While I believe that analytical philosophy has a sponge-like willingness to absorb new ideas and outside influences as well as a plastic capacity at self-reinvention (even Williamson's Philosophy of Philosophy is in many ways a rejection of the previous tradition), it often does so at glacial pace; to pick an example close to Leiter's heart, Carnap nods at Nietzsche in the Aufbau, but it took several generations -- including Leiter's efforts -- before Nietzsche became salonfähig. While it is unlikely that Derrida will ever become domesticated and absorped by analytical philosophy, one suspects that the moves, insights, and sensibilities of Deleuze, Foucault, and (gasp) Judith Butler may well get assimilated eventually. But did it really need to last several decades and be accompanied with polemical demonizations?

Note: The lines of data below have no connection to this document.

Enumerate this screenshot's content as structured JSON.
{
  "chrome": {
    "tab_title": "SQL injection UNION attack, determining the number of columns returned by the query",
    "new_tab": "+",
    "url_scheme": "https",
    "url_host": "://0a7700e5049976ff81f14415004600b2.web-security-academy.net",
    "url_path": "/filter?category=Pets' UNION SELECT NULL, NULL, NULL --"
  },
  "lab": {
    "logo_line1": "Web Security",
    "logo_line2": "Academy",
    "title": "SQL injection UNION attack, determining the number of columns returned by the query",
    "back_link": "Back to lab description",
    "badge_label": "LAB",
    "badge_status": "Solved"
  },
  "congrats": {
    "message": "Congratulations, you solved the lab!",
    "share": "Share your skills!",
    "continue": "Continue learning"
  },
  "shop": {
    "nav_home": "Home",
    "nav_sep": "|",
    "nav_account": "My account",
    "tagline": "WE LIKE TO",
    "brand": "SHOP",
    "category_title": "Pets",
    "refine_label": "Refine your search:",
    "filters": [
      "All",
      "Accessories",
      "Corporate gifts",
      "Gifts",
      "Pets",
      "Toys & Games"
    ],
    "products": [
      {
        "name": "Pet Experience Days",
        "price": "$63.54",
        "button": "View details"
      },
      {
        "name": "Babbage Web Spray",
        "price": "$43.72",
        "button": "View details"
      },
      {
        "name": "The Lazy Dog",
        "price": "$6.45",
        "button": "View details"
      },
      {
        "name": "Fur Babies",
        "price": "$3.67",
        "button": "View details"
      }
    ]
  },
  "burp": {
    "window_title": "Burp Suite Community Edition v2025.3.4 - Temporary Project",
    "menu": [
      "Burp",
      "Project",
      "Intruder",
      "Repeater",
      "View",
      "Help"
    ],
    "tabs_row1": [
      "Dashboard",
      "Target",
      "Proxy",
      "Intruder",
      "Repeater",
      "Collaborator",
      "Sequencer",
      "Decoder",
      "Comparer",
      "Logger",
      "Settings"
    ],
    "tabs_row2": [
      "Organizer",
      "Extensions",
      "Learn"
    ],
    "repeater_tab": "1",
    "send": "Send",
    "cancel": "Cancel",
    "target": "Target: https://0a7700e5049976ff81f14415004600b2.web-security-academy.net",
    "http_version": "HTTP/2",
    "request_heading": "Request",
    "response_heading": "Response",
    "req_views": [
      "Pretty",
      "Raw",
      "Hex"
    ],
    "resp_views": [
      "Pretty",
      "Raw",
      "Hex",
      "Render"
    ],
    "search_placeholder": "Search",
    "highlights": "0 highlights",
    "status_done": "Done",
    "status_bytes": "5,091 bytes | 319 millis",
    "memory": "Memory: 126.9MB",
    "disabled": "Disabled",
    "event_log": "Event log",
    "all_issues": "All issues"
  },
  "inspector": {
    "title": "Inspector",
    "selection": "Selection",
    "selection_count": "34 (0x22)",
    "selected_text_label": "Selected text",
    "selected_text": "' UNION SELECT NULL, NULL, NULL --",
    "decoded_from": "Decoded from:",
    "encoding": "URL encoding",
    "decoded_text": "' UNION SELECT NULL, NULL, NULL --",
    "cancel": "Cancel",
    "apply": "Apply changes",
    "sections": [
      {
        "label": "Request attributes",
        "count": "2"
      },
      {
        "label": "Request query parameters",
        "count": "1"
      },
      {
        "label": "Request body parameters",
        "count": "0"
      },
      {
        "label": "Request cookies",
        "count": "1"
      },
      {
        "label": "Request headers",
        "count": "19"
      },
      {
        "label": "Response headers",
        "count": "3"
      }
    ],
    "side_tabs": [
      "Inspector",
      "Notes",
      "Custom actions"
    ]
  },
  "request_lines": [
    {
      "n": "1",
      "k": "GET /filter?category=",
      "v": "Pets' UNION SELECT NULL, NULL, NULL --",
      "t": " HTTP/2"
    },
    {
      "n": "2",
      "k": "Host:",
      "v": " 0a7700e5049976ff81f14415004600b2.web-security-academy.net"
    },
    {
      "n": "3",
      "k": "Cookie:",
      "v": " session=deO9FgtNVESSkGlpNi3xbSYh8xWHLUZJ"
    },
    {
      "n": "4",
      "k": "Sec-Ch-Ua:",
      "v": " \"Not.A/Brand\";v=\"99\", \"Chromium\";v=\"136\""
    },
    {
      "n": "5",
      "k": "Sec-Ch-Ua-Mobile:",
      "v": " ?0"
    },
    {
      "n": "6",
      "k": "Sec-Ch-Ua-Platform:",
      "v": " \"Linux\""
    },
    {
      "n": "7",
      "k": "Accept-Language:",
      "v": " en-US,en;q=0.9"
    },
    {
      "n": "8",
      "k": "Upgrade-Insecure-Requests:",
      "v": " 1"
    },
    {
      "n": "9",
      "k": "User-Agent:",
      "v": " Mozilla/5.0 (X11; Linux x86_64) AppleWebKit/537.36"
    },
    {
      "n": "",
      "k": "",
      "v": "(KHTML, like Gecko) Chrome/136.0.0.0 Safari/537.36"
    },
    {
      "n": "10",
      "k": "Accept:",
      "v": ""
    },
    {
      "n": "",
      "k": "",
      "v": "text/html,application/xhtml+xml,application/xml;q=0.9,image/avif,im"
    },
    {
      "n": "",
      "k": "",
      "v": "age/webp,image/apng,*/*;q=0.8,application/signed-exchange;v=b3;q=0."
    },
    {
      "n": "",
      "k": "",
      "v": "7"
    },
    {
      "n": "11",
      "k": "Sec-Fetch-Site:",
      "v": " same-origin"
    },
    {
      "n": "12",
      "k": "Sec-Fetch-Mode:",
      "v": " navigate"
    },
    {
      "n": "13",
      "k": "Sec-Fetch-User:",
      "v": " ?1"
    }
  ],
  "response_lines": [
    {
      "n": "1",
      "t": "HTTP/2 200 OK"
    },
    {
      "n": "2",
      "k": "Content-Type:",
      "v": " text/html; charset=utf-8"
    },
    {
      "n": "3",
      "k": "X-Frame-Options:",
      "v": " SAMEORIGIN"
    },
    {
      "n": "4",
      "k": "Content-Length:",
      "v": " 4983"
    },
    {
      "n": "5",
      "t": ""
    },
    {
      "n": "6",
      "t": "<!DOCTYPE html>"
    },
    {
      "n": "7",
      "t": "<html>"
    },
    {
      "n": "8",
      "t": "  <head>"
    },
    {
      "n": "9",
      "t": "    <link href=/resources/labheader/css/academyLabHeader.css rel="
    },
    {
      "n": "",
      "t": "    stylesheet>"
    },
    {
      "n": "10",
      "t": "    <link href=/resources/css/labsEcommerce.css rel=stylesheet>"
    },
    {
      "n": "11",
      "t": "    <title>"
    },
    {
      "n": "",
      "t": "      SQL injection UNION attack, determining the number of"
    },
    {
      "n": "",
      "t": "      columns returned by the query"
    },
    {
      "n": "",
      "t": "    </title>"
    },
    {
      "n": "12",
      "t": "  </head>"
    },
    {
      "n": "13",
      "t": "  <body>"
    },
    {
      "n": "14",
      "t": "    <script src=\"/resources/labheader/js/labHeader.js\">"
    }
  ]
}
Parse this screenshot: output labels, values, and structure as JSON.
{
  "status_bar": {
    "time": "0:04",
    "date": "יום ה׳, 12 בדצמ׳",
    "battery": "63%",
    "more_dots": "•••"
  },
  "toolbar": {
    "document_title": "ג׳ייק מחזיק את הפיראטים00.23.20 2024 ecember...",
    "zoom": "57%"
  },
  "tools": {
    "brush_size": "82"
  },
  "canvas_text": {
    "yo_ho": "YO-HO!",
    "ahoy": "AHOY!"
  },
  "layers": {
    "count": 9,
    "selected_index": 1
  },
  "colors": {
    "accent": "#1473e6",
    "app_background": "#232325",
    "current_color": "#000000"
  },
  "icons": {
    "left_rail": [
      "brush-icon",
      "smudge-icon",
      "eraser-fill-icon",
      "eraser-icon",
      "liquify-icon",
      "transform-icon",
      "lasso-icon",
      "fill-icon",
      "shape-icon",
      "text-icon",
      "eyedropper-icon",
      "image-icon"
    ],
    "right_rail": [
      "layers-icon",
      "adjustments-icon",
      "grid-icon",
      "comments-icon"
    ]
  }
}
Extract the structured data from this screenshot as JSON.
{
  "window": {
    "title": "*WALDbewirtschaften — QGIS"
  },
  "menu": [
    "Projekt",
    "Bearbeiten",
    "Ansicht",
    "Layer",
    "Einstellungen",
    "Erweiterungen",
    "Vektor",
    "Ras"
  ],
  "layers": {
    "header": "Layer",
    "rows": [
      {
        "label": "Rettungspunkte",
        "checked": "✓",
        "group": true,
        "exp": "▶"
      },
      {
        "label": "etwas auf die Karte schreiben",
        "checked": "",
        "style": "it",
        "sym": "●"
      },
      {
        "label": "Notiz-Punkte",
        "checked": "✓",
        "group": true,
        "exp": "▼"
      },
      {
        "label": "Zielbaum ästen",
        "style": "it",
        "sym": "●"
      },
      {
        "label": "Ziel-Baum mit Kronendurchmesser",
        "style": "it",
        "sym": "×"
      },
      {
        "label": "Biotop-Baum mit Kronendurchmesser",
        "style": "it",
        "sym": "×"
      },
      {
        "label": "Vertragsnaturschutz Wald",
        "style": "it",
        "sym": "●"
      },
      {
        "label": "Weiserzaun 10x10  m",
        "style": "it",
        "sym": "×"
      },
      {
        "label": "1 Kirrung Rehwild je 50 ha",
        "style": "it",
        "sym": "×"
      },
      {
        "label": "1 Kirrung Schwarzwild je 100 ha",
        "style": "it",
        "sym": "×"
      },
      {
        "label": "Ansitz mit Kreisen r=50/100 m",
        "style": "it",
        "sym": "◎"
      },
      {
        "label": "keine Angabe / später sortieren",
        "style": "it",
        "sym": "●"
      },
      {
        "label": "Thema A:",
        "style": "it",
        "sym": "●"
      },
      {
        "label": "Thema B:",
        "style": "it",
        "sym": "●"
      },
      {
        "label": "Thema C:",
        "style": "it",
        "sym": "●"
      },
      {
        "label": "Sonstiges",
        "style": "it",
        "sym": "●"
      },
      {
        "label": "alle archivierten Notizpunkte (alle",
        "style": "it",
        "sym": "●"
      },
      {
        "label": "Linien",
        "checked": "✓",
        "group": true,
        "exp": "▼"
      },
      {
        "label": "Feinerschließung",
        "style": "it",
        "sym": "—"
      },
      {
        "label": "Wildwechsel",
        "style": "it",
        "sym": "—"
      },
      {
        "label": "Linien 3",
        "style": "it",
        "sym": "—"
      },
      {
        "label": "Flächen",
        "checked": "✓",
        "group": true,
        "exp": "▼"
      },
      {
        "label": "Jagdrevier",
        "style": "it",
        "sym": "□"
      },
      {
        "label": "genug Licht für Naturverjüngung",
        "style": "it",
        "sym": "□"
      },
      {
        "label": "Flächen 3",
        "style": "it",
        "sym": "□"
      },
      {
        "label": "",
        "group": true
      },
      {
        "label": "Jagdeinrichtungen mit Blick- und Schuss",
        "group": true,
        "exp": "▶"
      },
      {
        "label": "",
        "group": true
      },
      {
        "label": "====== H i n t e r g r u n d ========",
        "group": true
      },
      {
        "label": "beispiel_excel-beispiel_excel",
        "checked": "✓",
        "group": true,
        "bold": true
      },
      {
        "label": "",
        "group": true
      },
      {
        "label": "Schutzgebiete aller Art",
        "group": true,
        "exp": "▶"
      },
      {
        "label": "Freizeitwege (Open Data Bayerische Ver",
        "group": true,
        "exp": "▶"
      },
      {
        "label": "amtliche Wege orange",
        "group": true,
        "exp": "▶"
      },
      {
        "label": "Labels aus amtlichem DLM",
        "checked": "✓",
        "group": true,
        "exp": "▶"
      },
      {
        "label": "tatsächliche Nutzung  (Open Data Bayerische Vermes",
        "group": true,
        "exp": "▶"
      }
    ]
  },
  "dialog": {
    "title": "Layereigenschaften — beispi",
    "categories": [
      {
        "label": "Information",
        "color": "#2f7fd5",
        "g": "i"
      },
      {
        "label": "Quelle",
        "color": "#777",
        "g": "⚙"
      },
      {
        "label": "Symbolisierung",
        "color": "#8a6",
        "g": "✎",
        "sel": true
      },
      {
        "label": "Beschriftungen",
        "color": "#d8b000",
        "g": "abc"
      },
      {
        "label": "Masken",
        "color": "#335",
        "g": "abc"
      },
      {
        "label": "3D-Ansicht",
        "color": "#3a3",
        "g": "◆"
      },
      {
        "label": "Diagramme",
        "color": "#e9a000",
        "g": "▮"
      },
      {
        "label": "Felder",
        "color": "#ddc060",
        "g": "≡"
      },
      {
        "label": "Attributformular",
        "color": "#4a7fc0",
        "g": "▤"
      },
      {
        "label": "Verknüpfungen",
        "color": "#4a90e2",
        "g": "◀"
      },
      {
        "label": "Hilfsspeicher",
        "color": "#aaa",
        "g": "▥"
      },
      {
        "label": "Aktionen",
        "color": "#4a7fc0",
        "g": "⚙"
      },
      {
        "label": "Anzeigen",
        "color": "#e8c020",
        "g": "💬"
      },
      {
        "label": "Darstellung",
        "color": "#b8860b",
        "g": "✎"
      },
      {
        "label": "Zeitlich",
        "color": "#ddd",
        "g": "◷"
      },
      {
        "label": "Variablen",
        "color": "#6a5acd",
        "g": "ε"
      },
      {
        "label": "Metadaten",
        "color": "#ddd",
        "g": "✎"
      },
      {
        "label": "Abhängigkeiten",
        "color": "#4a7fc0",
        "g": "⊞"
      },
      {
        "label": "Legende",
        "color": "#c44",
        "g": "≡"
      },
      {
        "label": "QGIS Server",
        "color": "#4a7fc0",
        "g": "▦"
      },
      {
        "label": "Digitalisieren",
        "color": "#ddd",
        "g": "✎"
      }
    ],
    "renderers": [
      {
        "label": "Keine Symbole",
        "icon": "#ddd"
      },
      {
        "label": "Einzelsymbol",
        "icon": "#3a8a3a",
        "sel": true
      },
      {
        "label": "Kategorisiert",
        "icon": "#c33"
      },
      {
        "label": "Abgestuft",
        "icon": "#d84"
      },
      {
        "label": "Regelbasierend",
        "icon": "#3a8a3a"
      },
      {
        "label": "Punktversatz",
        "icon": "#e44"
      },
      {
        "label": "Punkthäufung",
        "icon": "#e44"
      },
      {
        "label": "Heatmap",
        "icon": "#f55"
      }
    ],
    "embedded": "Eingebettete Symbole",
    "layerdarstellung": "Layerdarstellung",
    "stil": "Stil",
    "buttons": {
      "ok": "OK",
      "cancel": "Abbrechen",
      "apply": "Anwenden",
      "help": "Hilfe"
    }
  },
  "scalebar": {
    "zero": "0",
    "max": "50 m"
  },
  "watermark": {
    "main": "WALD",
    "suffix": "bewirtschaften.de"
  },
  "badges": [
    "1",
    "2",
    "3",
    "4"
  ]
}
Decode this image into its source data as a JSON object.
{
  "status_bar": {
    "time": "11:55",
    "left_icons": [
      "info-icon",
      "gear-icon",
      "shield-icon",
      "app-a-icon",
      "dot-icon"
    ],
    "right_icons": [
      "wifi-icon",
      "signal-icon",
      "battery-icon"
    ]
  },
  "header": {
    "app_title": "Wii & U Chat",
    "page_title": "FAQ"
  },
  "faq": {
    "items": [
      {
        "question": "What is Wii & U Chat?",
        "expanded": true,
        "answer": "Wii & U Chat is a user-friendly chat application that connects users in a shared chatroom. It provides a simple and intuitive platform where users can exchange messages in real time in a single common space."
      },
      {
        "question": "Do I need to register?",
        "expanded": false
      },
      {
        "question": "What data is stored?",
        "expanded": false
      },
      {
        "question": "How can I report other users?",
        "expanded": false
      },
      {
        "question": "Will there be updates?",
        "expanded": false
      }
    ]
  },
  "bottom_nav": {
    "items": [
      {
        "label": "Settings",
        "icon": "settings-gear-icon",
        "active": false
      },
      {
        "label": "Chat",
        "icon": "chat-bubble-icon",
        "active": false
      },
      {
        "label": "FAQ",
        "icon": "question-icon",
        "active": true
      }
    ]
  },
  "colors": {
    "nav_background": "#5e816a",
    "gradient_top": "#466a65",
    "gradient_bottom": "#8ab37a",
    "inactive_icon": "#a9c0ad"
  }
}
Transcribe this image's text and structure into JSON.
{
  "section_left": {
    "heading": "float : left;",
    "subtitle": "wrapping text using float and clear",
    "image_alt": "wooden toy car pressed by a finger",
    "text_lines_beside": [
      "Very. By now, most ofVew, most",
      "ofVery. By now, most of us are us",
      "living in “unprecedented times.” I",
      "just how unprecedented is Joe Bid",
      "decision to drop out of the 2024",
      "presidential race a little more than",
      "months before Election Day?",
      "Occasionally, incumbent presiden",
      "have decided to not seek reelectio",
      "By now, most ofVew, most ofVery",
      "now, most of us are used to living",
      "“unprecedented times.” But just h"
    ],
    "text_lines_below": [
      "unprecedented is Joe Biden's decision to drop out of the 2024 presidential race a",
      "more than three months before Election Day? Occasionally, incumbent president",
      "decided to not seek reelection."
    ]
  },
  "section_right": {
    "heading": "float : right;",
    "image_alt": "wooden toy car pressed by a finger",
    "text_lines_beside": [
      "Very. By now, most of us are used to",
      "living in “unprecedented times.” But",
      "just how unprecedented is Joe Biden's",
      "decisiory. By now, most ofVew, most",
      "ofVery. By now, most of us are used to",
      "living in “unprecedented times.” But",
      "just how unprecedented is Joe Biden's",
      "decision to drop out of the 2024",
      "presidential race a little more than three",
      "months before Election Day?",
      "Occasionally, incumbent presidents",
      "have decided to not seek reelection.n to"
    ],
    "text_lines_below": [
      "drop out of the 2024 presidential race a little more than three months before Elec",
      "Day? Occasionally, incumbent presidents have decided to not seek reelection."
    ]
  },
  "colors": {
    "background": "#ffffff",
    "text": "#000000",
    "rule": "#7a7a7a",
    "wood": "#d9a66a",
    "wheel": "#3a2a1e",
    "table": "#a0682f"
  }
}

Leiter says that "what will actually be crucial to the success of JAPA is that it publish high quality work, not that it represents every "constituency"." Given that Leiter often articulates what the 'sociological haves' in the profession think privately and -- given his influence on the profession through his blog and the shaping of the PGR--, one wishes for the health of the discipline and general atmosphere, a bit more tentativeness in his judgments of quality. There is now a huge scientific literature on expert over-confidence, tacit bias, and the role of non-truth-tracking heuristics in our intellectual judgments. So, I would think the real worry goes in the other direction: a journal that publishes more of the (let's stipulate Leiter approved) high quality same, me-too-research, while welcome in many ways and not to be judged an outright failure, certainly ought not count as a "success" from the point of view of the APA's membership (and counterfactual would be memberships). This result would also not count as a 'success' from the point of view of the long-term interests of professional philosophy.
The balance of cultural and financial power is shifting in the world. In some ways these trends are favorable to Anglophone professional philosophy (the bachelor degree from a private university is the gold-standard, North America is still welcoming to immigrants, etc.), but in other ways it is clear that many of our existing themes reflect a more parochial historical trajectory unresponsive to the calls to philosophy and the needs of global society. It is not obvious that we are generating enough philosophical innovation and conceptual tools at a fast enough rate to remain relevant and the source of critical reflection. The APA's journal is an extremely modest, baby-step to open the windows and to try to find a space to nurture some of the existing, but marginalized talent in our midst alongside the familiar analytical 'core;' maybe that talent will connect us to the much broader international trends and demographics. Let's wish the journal good judgment, and luck.